Dear friends, as I write this I find myself in the middle of trying to prepare for Methodist Conference which begins in this coming week on June 28th for a coming week. By the time you read this I will be deep in the throes of argument and debate, joviality and laughter, moments of exuberant life and moments of absolute tiredness.
Conference lasts for a week and this year is being held in Plymouth (last year in Southport and next year in London).
One of the proud boasts about Methodism is its dependence upon Connexionalism; the system by which Churches are bound to each other in Circuit, in District and ultimately across the country through its annual Conference.
Those elected to Conference are attending as Delegates to discuss many varied subjects and this year’s list covers items such as Methodist expenditure to the use of Drones in warfare; we will receive reports on the current thinking of a new rite entitled “The reaffirmation of Baptismal Faith including the use of water”, on the Methodist Relief and Development fund, Ethics, Safeguarding and many others. Conference is the decision making body on the life of the Methodist Church at every level. Whereas we don`t exercise pastoral oversight through a system of Episcopacy (Bishops), in effect the Conference is our Bishop (all 4-500 people) and so Conference is an important time for us all.
Please pray for the delegates, for Rev Mark Wakelin who will be our new President of Conference and Mr Michael King who will be Vice-President, for our General Secretary and all the officials who have so much to decide and preside over.
In a similar way the work of the local Church is also exercised through its Connexionalism within the local Circuit, in our case Borders Mission Circuit (BMC). It is here that we seek to support and encourage each other in the mission and work of the local situation. Traditionally within Methodism there have been Circuit rallies, Circuit committees, Circuit structures; these were not bad in themselves but they served to produce an environment in which all the Churches supported the Circuit. Everything happened as long as it benefitted the Circuit.
As you will no doubt be painfully aware the world is changing and changing fast. Some of us would say “too fast” as we struggle to keep up with the changes, however we must try andsee the longer term picture; the reasons for change at Conference, District and Circuit level come under a document entitled
“The Methodist Church: a discipleship movement shaped for mission” and this is the paper that is driving much of everything else forward.
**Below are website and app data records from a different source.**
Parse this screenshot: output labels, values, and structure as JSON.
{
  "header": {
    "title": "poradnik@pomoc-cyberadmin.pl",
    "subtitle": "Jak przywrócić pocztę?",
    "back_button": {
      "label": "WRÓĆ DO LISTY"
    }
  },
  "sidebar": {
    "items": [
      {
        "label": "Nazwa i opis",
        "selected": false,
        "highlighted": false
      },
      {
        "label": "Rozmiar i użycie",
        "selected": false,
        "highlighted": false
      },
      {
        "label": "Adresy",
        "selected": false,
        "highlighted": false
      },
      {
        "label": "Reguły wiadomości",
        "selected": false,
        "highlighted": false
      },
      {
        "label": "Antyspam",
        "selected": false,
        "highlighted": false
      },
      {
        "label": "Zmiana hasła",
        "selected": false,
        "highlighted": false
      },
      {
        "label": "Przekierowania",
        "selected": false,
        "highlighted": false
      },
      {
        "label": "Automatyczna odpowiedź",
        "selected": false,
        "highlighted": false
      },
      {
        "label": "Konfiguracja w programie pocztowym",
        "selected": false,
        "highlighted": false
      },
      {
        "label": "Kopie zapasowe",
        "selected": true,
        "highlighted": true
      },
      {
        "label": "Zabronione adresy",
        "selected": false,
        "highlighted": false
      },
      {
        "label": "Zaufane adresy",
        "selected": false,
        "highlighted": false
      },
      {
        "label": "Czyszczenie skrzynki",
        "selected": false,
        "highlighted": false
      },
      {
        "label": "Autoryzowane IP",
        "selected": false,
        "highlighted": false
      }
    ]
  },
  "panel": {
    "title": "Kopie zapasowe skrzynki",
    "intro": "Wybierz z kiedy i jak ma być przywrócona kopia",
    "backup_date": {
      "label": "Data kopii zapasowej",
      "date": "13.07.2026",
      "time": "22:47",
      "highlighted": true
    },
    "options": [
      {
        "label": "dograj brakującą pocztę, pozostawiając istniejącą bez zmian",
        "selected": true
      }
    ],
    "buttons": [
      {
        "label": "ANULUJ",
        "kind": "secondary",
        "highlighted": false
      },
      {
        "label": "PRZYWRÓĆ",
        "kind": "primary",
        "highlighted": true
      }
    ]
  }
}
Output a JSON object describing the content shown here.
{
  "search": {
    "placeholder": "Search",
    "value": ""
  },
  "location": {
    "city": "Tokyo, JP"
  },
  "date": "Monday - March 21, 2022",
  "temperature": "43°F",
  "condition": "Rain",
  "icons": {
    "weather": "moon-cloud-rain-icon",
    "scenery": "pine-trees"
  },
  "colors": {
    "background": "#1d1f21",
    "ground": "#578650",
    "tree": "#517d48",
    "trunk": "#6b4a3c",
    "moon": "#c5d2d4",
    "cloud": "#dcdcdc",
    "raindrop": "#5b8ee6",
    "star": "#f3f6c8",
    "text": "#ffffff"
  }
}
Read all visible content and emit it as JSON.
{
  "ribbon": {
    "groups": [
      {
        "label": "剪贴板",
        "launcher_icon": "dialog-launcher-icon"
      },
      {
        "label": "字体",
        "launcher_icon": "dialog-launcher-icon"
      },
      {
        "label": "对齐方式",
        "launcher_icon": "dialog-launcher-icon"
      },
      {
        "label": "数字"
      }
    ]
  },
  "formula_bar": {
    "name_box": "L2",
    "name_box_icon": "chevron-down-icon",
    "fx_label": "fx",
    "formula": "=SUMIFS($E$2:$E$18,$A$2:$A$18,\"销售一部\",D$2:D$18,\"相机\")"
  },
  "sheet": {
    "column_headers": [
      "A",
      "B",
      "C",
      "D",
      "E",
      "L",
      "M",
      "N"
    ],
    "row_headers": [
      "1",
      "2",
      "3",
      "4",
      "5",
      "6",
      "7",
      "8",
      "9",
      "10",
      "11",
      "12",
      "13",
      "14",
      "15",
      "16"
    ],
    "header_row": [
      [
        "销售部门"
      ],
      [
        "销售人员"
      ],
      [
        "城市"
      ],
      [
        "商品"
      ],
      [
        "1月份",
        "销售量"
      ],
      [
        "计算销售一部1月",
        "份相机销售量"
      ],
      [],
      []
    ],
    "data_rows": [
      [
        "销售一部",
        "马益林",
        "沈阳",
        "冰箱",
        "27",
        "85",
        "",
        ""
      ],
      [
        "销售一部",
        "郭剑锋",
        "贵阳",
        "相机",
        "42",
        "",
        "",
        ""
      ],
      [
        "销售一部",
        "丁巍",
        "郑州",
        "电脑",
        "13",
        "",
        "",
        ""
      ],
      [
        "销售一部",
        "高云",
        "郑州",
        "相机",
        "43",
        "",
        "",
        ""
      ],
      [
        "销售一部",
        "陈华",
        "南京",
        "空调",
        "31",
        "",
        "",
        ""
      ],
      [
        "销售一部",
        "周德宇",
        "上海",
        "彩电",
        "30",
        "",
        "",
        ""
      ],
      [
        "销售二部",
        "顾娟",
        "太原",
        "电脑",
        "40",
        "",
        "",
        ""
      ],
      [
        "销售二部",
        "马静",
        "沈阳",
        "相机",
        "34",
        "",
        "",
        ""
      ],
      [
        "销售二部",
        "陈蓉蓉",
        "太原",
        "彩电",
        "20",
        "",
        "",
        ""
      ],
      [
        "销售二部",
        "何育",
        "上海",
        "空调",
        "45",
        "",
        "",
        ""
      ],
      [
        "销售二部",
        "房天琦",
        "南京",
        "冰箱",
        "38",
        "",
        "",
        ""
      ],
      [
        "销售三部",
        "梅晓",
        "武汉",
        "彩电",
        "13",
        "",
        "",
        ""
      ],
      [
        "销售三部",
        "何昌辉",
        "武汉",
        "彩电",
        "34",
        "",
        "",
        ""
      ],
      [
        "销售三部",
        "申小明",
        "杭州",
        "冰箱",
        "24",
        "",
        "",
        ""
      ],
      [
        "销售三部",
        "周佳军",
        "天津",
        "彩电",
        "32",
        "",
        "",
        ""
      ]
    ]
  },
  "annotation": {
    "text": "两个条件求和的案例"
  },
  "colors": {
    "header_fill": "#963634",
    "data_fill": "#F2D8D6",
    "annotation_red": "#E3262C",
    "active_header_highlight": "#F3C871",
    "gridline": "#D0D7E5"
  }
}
The bigger picture is to try and create a Church in which people can be taught to grow in Jesus Christ.
In order for this to come about there needs to be a change to our way of thinking and here in BMC we are trying to create a new style of Circuit; one in which the local Churches won`t always be looking to feed the Circuit, but one in which Circuit structures, Circuit staffing levels, Circuit finances can actually help the local Church in their mission. It seems ridiculous to me to expect folk from one end of the Circuit to ignore their Missional opportunities in their own locality in favour of mixing with people. If people at Selston are engaging with mission in the village why expect them to travel 13.5 miles to Grassmoor (that’s the length of the circuit north to south !) for a talk about mission ? or Vice Versa. Surely it’s better for the Circuit to help them in their mission and encourage new disciples into the Kingdom.
In order to do this we need to look long and hard at subjects such as staffing levels, number of Churches (is it really wise to employ Presbyteral cover in a Church which by its own admission has `run out of steam` ? or is it better to sell the Chapel and use the cash to employ a new worker for that area), using our funds for mission and discipleship, training of Local Preachers and our relationship with other Circuits to possibly share resources.
I`ve always employed the image of a ship coming into port being buffeted by the wind and the waves, with fearful passengers on board, fearful of the future and fearful of the unknown. However I`ve always been encouraged by the boat in the storm on Galilee. As the disciples cried out for help they saw Jesus walking on the water; they were going to let him go by until Peter realised who it was and cried out to Jesus. It was only when Jesus got into the boat that the storm passed.
Friends we are in the good ship BMC, but if we invite Jesus into our hearts and into the heart of our Church and Circuit the storm will pass and the port will come into view.